> **Requirement**
Report each line below that carries the word "channel".

> **Source data**
......

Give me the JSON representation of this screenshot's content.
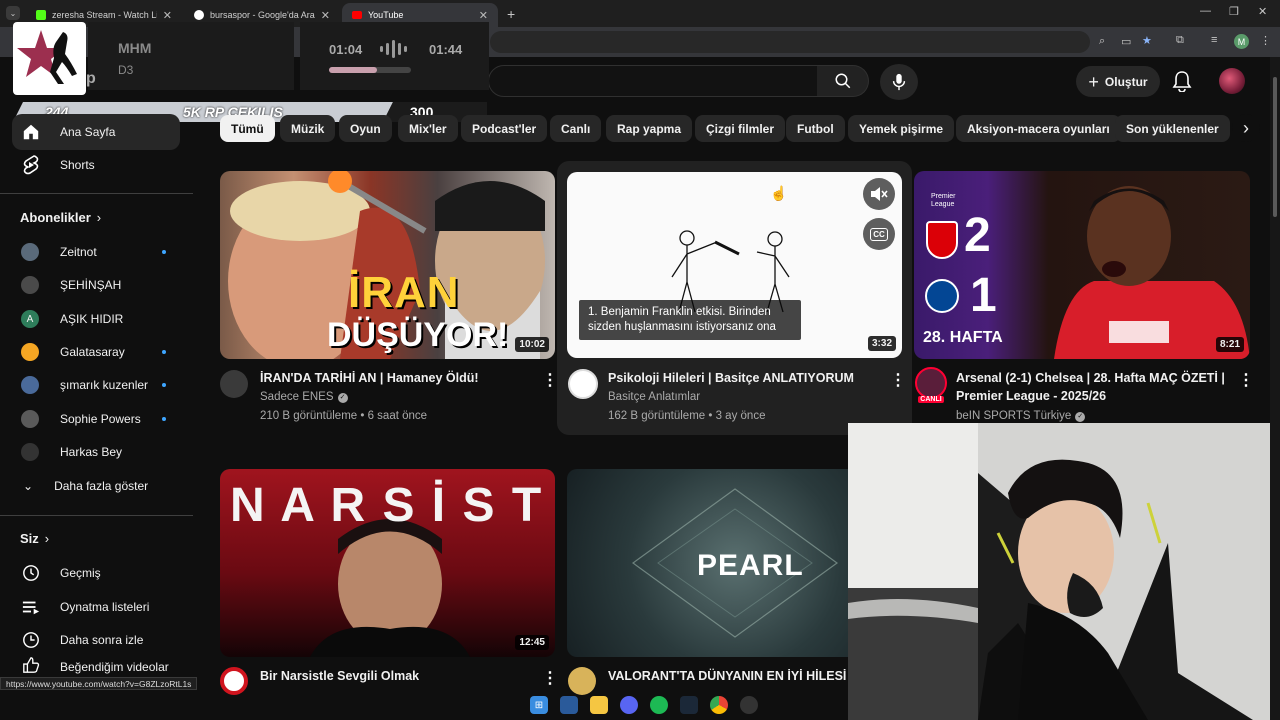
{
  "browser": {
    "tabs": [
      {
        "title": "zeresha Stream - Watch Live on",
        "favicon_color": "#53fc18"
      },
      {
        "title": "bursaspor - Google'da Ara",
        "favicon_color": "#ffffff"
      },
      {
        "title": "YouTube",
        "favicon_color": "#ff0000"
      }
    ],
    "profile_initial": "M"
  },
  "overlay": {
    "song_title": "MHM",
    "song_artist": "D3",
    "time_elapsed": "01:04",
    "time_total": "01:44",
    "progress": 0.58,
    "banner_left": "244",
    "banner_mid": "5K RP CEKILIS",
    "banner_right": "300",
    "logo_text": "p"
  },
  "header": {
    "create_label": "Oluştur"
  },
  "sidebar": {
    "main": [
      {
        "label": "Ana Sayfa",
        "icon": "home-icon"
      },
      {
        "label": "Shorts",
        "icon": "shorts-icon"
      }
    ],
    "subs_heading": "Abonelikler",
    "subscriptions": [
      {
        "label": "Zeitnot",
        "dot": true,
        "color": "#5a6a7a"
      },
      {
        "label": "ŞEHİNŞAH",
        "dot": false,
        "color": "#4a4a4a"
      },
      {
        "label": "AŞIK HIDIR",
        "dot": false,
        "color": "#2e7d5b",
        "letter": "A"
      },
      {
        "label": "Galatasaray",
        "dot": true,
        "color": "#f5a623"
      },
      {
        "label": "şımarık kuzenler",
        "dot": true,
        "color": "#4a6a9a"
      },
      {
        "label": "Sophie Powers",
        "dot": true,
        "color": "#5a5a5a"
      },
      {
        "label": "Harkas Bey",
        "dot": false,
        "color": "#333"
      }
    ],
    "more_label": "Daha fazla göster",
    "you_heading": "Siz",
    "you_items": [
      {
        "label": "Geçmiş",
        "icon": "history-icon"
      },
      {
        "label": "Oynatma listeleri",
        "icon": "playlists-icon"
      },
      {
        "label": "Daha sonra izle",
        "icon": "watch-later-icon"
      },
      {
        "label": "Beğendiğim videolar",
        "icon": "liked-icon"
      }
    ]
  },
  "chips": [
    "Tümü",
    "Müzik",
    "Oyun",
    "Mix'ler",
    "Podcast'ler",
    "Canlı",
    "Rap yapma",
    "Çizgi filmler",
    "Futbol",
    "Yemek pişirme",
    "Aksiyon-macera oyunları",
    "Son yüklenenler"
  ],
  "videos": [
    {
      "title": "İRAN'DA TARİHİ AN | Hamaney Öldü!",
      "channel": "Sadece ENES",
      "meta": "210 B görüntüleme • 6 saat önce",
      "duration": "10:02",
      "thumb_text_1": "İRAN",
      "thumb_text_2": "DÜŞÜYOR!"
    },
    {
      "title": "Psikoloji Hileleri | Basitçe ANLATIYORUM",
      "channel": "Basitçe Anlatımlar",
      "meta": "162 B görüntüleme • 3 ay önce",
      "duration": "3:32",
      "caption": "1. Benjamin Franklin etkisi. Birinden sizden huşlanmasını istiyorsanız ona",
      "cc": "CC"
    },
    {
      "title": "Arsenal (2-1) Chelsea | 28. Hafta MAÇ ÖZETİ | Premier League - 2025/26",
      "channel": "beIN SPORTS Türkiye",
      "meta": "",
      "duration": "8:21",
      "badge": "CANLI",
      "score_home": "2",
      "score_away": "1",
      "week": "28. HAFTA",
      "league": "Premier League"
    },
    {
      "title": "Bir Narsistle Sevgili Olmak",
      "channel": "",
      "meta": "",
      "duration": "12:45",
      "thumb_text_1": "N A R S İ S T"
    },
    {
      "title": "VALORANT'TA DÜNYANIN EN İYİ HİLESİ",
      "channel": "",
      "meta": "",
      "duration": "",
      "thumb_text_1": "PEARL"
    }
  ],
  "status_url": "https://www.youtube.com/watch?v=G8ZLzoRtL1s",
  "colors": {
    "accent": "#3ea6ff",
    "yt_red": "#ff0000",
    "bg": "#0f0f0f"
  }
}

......

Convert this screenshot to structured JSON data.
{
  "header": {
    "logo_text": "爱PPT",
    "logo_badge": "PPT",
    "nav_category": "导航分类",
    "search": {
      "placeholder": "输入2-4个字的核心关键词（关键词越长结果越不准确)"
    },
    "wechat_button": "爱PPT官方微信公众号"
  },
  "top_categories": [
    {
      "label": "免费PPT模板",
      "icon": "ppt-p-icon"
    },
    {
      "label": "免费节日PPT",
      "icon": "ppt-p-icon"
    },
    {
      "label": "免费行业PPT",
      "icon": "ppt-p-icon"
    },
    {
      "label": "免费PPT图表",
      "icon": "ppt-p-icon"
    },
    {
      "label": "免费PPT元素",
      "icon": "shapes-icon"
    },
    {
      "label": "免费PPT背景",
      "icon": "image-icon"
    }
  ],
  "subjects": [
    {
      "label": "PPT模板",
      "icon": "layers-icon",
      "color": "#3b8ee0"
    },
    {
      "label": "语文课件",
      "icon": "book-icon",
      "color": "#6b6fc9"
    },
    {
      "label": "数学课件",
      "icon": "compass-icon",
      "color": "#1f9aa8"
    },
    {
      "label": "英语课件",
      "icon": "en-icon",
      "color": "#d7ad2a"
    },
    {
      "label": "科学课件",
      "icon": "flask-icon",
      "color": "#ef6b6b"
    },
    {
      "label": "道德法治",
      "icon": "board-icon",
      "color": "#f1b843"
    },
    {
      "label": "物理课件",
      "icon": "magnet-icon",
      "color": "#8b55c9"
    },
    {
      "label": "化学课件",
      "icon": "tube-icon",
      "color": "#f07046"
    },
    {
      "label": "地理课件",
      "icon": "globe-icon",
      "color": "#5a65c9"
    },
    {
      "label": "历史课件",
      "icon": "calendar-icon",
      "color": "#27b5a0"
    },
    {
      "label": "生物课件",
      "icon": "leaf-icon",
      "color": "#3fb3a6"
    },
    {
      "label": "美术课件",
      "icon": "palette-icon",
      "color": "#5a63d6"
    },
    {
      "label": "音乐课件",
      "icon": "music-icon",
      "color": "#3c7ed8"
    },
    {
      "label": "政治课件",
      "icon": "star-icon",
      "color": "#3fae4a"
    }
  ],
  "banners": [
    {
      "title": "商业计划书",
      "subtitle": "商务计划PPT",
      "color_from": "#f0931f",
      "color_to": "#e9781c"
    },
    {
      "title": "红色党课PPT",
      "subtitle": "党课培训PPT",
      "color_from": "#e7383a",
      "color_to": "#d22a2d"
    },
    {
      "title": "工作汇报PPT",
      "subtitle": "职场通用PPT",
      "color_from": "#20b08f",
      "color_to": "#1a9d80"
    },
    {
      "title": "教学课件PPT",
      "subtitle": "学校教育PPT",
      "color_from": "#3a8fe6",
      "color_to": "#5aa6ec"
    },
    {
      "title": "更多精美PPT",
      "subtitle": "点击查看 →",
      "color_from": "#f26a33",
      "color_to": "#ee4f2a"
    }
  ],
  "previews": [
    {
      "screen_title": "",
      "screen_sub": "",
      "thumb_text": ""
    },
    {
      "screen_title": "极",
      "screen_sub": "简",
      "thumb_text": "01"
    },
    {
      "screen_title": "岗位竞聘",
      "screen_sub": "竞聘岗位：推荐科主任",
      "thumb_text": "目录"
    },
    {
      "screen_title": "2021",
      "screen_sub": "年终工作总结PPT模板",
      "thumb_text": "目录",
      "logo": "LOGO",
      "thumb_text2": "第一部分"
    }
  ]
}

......

> **Written reply**
      "channel": "Sadece ENES",
      "channel": "Basitçe Anlatımlar",
      "channel": "beIN SPORTS Türkiye",
      "channel": "",
      "channel": "",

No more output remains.